I've always been a sucker for a good wood smoke fragrance, which is what I took Fendi to be. I had no idea what was actually in it. I only knew they sold it in the women's department, and that I loved it beyond reason. Now I know the pyramid: cardamom, coriander, bergamot, mandarin, laurel leaves, lily-of-the-valley, geranium, cypress, cedar, moss, labdanum, tonka. What's most remarkable about this incredibly potent perfume--potent even among its eighties sisters--is how devoid of floral notes it is. What, even then, made it feminine? It has less florals than most of today's men's colognes. Dior Homme is far more floral than Fendi, but so are less overtly flowery male fragrances.
Smelling Fendi now, years after first purchasing it, I'm able to examine it a lot more closely, a little more out in the open, and I realize it really isn't a wood smoke fragrance either, not officially, not exactly. It smells leathery, with incense undertones, a pronounced herbal influence, and spices. The spices, of course, aren't polite. Cardamom gives Fendi a piercing, camphorous quality, a touch of resinous warmth; coriander magnifies the combustibility, reinforcing the overall terpenoid character.

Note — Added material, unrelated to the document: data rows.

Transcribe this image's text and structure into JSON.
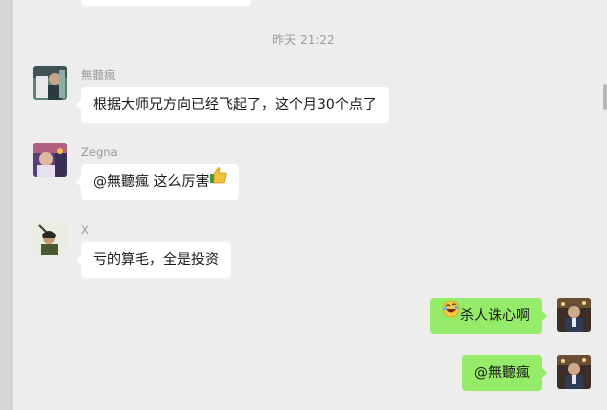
{
  "timestamp": "昨天 21:22",
  "messages": [
    {
      "sender": "無聽瘋",
      "text": "根据大师兄方向已经飞起了，这个月30个点了"
    },
    {
      "sender": "Zegna",
      "text": "@無聽瘋 这么厉害"
    },
    {
      "sender": "X",
      "text": "亏的算毛，全是投资"
    },
    {
      "sender": "",
      "text": "杀人诛心啊"
    },
    {
      "sender": "",
      "text": "@無聽瘋"
    }
  ],
  "icons": {
    "thumbs_up": "thumbs-up-emoji",
    "laugh_cry": "rolling-laughing-emoji"
  },
  "colors": {
    "background": "#ededed",
    "bubble_in": "#ffffff",
    "bubble_out": "#95ec69"
  }
}
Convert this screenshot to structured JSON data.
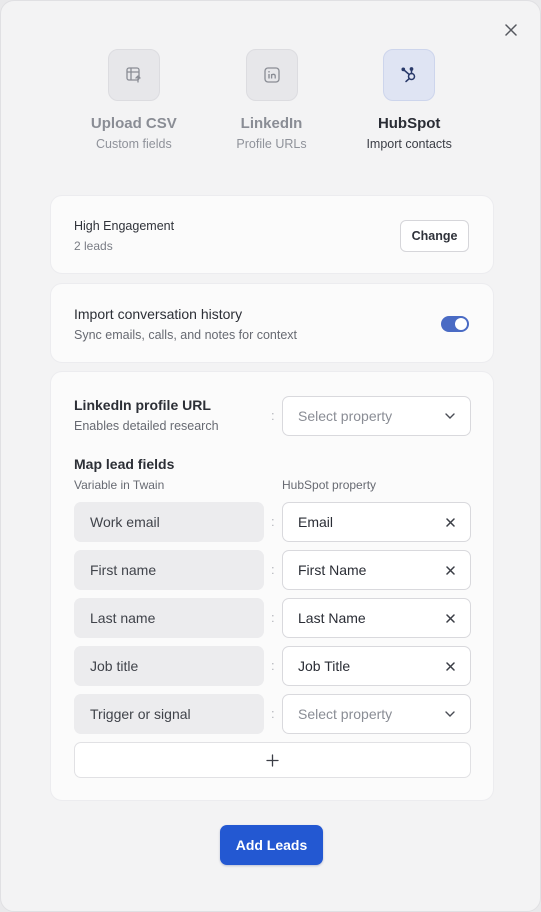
{
  "sources": [
    {
      "title": "Upload CSV",
      "sub": "Custom fields",
      "icon": "csv-table-icon"
    },
    {
      "title": "LinkedIn",
      "sub": "Profile URLs",
      "icon": "linkedin-icon"
    },
    {
      "title": "HubSpot",
      "sub": "Import contacts",
      "icon": "hubspot-icon",
      "active": true
    }
  ],
  "segment": {
    "name": "High Engagement",
    "count": "2 leads",
    "change_label": "Change"
  },
  "history": {
    "title": "Import conversation history",
    "sub": "Sync emails, calls, and notes for context",
    "enabled": true
  },
  "linkedin_field": {
    "title": "LinkedIn profile URL",
    "sub": "Enables detailed research",
    "placeholder": "Select property"
  },
  "mapping": {
    "title": "Map lead fields",
    "col_variable": "Variable in Twain",
    "col_property": "HubSpot property",
    "rows": [
      {
        "variable": "Work email",
        "property": "Email",
        "filled": true
      },
      {
        "variable": "First name",
        "property": "First Name",
        "filled": true
      },
      {
        "variable": "Last name",
        "property": "Last Name",
        "filled": true
      },
      {
        "variable": "Job title",
        "property": "Job Title",
        "filled": true
      },
      {
        "variable": "Trigger or signal",
        "property": "Select property",
        "filled": false
      }
    ],
    "separator": ":"
  },
  "add_button_label": "Add Leads",
  "colors": {
    "accent": "#2358d2",
    "toggle": "#4a6bc4"
  }
}
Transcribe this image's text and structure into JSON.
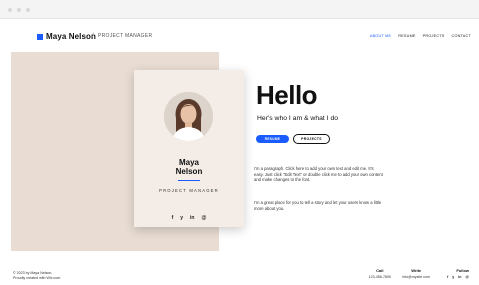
{
  "brand": {
    "name": "Maya Nelson",
    "separator": "/",
    "role": "PROJECT MANAGER",
    "accent": "#1a5cff"
  },
  "nav": [
    {
      "label": "ABOUT ME",
      "active": true
    },
    {
      "label": "RESUME"
    },
    {
      "label": "PROJECTS"
    },
    {
      "label": "CONTACT"
    }
  ],
  "card": {
    "name_line1": "Maya",
    "name_line2": "Nelson",
    "role": "PROJECT MANAGER",
    "socials": [
      "f",
      "y",
      "in",
      "@"
    ]
  },
  "hero": {
    "title": "Hello",
    "tagline": "Her's who I am & what I do"
  },
  "buttons": {
    "resume": "RESUME",
    "projects": "PROJECTS"
  },
  "paragraphs": {
    "p1": "I'm a paragraph. Click here to add your own text and edit me. It's easy. Just click \"Edit Text\" or double click me to add your own content and make changes to the font.",
    "p2": "I'm a great place for you to tell a story and let your users know a little more about you."
  },
  "footer": {
    "copyright_line1": "© 2023 by Maya Nelson.",
    "copyright_line2": "Proudly created with Wix.com",
    "call_label": "Call",
    "phone": "123-456-7890",
    "write_label": "Write",
    "email": "info@mysite.com",
    "follow_label": "Follow",
    "follow_icons": [
      "f",
      "y",
      "in",
      "@"
    ]
  }
}
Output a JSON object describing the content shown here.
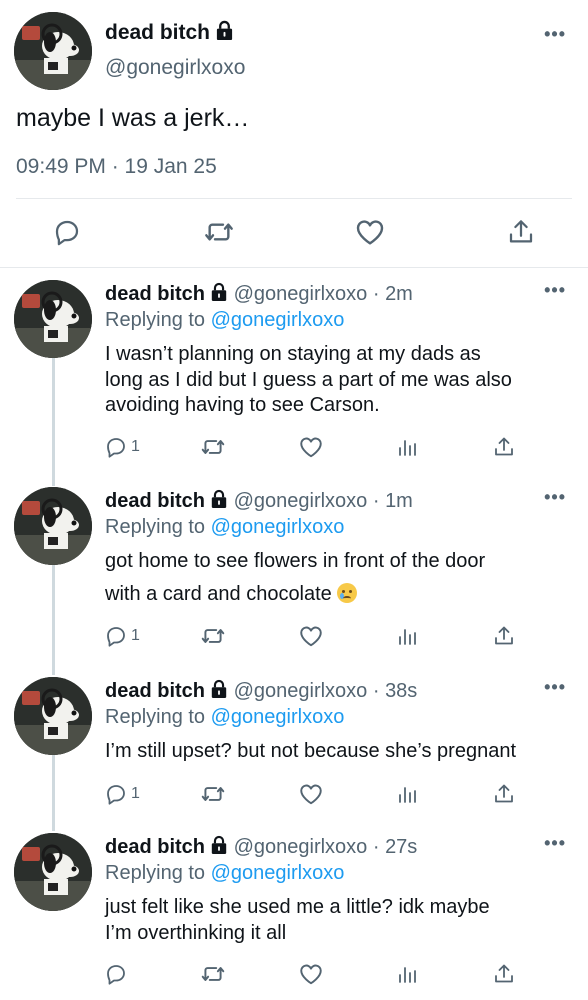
{
  "main_tweet": {
    "display_name": "dead bitch",
    "handle": "@gonegirlxoxo",
    "text": "maybe I was a jerk…",
    "timestamp": "09:49 PM · 19 Jan 25",
    "icons": [
      "reply-icon",
      "retweet-icon",
      "like-icon",
      "share-icon"
    ]
  },
  "replies": [
    {
      "display_name": "dead bitch",
      "meta": "@gonegirlxoxo · 2m",
      "replying_prefix": "Replying to ",
      "replying_to": "@gonegirlxoxo",
      "text_lines": [
        "I wasn’t planning on staying at my dads as",
        "long as I did but I guess a part of me was also",
        "avoiding having to see Carson."
      ],
      "reply_count": "1"
    },
    {
      "display_name": "dead bitch",
      "meta": "@gonegirlxoxo · 1m",
      "replying_prefix": "Replying to ",
      "replying_to": "@gonegirlxoxo",
      "text_lines": [
        "got home to see flowers in front of the door",
        "with a card and chocolate"
      ],
      "emoji": "crying-face",
      "reply_count": "1"
    },
    {
      "display_name": "dead bitch",
      "meta": "@gonegirlxoxo · 38s",
      "replying_prefix": "Replying to ",
      "replying_to": "@gonegirlxoxo",
      "text_lines": [
        "I’m still upset? but not because she’s pregnant"
      ],
      "reply_count": "1"
    },
    {
      "display_name": "dead bitch",
      "meta": "@gonegirlxoxo · 27s",
      "replying_prefix": "Replying to ",
      "replying_to": "@gonegirlxoxo",
      "text_lines": [
        "just felt like she used me a little? idk maybe",
        "I’m overthinking it all"
      ],
      "reply_count": ""
    }
  ],
  "more_label": "•••",
  "colors": {
    "link": "#1d9bf0",
    "secondary": "#536471",
    "text": "#0f1419"
  }
}
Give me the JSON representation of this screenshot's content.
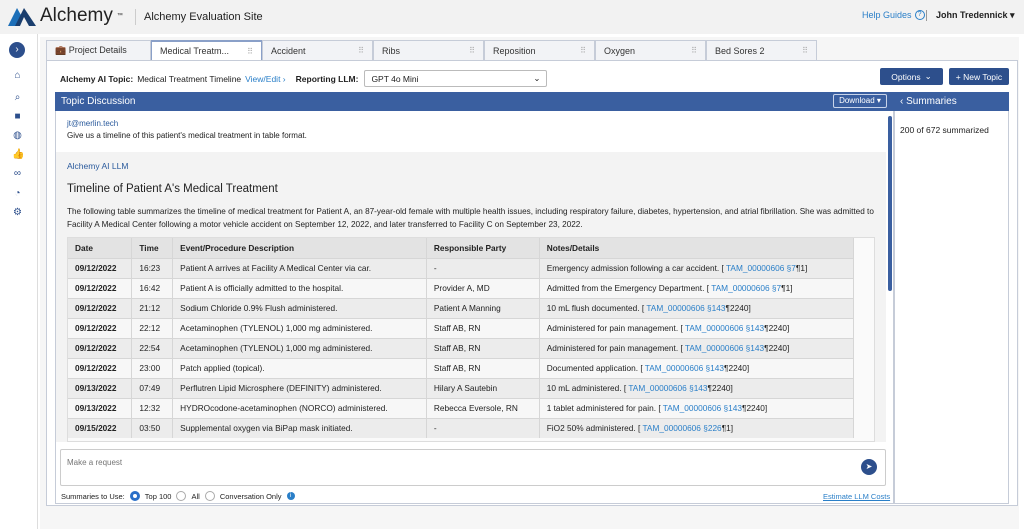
{
  "header": {
    "logo": "Alchemy",
    "site_title": "Alchemy Evaluation Site",
    "help": "Help Guides",
    "user": "John Tredennick"
  },
  "sidebar": {
    "icons": [
      "chevron-right-icon",
      "home-icon",
      "search-icon",
      "folder-icon",
      "brain-icon",
      "thumbs-up-icon",
      "link-icon",
      "pie-chart-icon",
      "gear-icon"
    ]
  },
  "tabs": [
    {
      "label": "Project Details"
    },
    {
      "label": "Medical Treatm..."
    },
    {
      "label": "Accident"
    },
    {
      "label": "Ribs"
    },
    {
      "label": "Reposition"
    },
    {
      "label": "Oxygen"
    },
    {
      "label": "Bed Sores 2"
    }
  ],
  "topic": {
    "label": "Alchemy AI Topic:",
    "value": "Medical Treatment Timeline",
    "edit": "View/Edit",
    "llm_label": "Reporting LLM:",
    "llm_value": "GPT 4o Mini"
  },
  "actions": {
    "options": "Options",
    "new_topic": "+ New Topic"
  },
  "discussion": {
    "title": "Topic Discussion",
    "download": "Download",
    "user_email": "jt@merlin.tech",
    "user_msg": "Give us a timeline of this patient's medical treatment in table format.",
    "ai_label": "Alchemy AI LLM",
    "ai_title": "Timeline of Patient A's Medical Treatment",
    "ai_para": "The following table summarizes the timeline of medical treatment for Patient A, an 87-year-old female with multiple health issues, including respiratory failure, diabetes, hypertension, and atrial fibrillation. She was admitted to Facility A Medical Center following a motor vehicle accident on September 12, 2022, and later transferred to Facility C on September 23, 2022."
  },
  "table": {
    "headers": [
      "Date",
      "Time",
      "Event/Procedure Description",
      "Responsible Party",
      "Notes/Details"
    ],
    "rows": [
      [
        "09/12/2022",
        "16:23",
        "Patient A arrives at Facility A Medical Center via car.",
        "-",
        "Emergency admission following a car accident. [ ",
        "TAM_00000606 §7",
        "¶1]"
      ],
      [
        "09/12/2022",
        "16:42",
        "Patient A is officially admitted to the hospital.",
        "Provider A, MD",
        "Admitted from the Emergency Department. [ ",
        "TAM_00000606 §7",
        "¶1]"
      ],
      [
        "09/12/2022",
        "21:12",
        "Sodium Chloride 0.9% Flush administered.",
        "Patient A Manning",
        "10 mL flush documented. [ ",
        "TAM_00000606 §143",
        "¶2240]"
      ],
      [
        "09/12/2022",
        "22:12",
        "Acetaminophen (TYLENOL) 1,000 mg administered.",
        "Staff AB, RN",
        "Administered for pain management. [ ",
        "TAM_00000606 §143",
        "¶2240]"
      ],
      [
        "09/12/2022",
        "22:54",
        "Acetaminophen (TYLENOL) 1,000 mg administered.",
        "Staff AB, RN",
        "Administered for pain management. [ ",
        "TAM_00000606 §143",
        "¶2240]"
      ],
      [
        "09/12/2022",
        "23:00",
        "Patch applied (topical).",
        "Staff AB, RN",
        "Documented application. [ ",
        "TAM_00000606 §143",
        "¶2240]"
      ],
      [
        "09/13/2022",
        "07:49",
        "Perflutren Lipid Microsphere (DEFINITY) administered.",
        "Hilary A Sautebin",
        "10 mL administered. [ ",
        "TAM_00000606 §143",
        "¶2240]"
      ],
      [
        "09/13/2022",
        "12:32",
        "HYDROcodone-acetaminophen (NORCO) administered.",
        "Rebecca Eversole, RN",
        "1 tablet administered for pain. [ ",
        "TAM_00000606 §143",
        "¶2240]"
      ],
      [
        "09/15/2022",
        "03:50",
        "Supplemental oxygen via BiPap mask initiated.",
        "-",
        "FiO2 50% administered. [ ",
        "TAM_00000606 §226",
        "¶1]"
      ]
    ]
  },
  "request": {
    "placeholder": "Make a request"
  },
  "summaries_use": {
    "label": "Summaries to Use:",
    "options": [
      "Top 100",
      "All",
      "Conversation Only"
    ],
    "selected": "Top 100",
    "estimate": "Estimate LLM Costs"
  },
  "summaries": {
    "title": "Summaries",
    "count": "200 of 672 summarized"
  }
}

As it turns out, Fendi has a lot more in common with masculines than feminines, a disposition signaled by the advertisement, which depicted a woman snuggling up to Michelangelo's David, perhaps her inner male. Fendi is closer to aromatic fragrances like Kouros (geranium, coriander, laurel), Trussardi (laurel, geranium, tonka, landanum), and Paco Rabanne (tonka, geranium, laurel) than Poison, Giorgio, or Paris. Several years later, Fendi would affirm this by producing Fendi Uomo, a more officially masculine variation on the women's fragrance, close enough in spirit that the two might as well have been brothers.
Both EDT and EDP require a light touch. Fendi EDP is a little less overtly smoky to my nose, but the dry down comes very close to what you get in the EDT. Both have off the chart longevity. Comparisons have been made to balsamic orientals like Youth Dew, Bal a Versailles, and Opium, but Fendi is nowhere close to keeping that company. It has no fruity embellishments and, as mentioned, no discernible floral backbone. Granted, Youth Dew is no delicate flower itself, but Fendi is butcher still, and maybe even ahead of its time. Ten years younger, it relates very clearly to the original Comme des Garçons by Marc Buxton (geranium, cardamom, coriander, nutmeg, labdanum, cedarwood) and it has more than a little in common with Comme des Garçons 2 Man, as well, also by Buxton. Michael Edwards classifies Fendi as a floral chypre, which seems a bit of a stretch. Still, though not listed, oakmoss is in the basenotes, and lily of the valley IS, after all, a flower. Fendi is still available online. I would love to know who created it.